▶ **EXERCISE GOAL**:
The line containing "Read all visible content and emit it as JSON." marks where to begin. Write out that line and every line after it exactly, through the last line below.

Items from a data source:

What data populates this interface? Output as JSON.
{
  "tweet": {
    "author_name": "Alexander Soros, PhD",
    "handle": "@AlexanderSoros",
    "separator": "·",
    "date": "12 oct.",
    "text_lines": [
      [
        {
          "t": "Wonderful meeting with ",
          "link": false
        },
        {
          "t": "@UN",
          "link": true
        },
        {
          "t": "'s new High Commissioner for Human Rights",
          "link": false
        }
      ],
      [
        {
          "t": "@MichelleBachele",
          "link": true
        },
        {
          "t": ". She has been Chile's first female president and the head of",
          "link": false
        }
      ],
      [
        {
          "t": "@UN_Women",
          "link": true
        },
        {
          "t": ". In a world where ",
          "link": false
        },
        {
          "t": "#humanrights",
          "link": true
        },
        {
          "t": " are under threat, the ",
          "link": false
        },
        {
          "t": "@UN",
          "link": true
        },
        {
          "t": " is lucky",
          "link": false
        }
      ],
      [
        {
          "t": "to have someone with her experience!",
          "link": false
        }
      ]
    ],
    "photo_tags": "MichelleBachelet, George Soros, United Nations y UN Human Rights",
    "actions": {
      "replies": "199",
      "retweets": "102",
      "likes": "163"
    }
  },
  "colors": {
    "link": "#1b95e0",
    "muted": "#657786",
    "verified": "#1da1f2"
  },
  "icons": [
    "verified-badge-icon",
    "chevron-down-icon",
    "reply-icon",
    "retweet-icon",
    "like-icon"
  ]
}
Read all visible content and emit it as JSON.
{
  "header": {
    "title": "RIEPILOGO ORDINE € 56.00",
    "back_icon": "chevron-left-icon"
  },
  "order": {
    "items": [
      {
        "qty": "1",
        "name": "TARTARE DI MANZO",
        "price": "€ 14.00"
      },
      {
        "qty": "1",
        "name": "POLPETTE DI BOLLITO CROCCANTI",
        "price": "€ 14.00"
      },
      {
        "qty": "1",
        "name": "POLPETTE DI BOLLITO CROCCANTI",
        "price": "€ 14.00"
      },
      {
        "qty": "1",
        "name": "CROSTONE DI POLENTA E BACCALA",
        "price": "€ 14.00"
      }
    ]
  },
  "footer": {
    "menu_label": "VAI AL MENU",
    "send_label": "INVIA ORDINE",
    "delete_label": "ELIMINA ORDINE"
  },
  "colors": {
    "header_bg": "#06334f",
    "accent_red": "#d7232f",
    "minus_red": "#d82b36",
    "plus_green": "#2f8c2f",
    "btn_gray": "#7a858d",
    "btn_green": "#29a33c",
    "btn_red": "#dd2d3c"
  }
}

▶ **RESPONSE BELOW**:
Read all visible content and emit it as JSON.
{
  "header": {
    "title": "RIEPILOGO ORDINE € 56.00",
    "back_icon": "chevron-left-icon"
  },
  "order": {
    "items": [
      {
        "qty": "1",
        "name": "TARTARE DI MANZO",
        "price": "€ 14.00"
      },
      {
        "qty": "1",
        "name": "POLPETTE DI BOLLITO CROCCANTI",
        "price": "€ 14.00"
      },
      {
        "qty": "1",
        "name": "POLPETTE DI BOLLITO CROCCANTI",
        "price": "€ 14.00"
      },
      {
        "qty": "1",
        "name": "CROSTONE DI POLENTA E BACCALA",
        "price": "€ 14.00"
      }
    ]
  },
  "footer": {
    "menu_label": "VAI AL MENU",
    "send_label": "INVIA ORDINE",
    "delete_label": "ELIMINA ORDINE"
  },
  "colors": {
    "header_bg": "#06334f",
    "accent_red": "#d7232f",
    "minus_red": "#d82b36",
    "plus_green": "#2f8c2f",
    "btn_gray": "#7a858d",
    "btn_green": "#29a33c",
    "btn_red": "#dd2d3c"
  }
}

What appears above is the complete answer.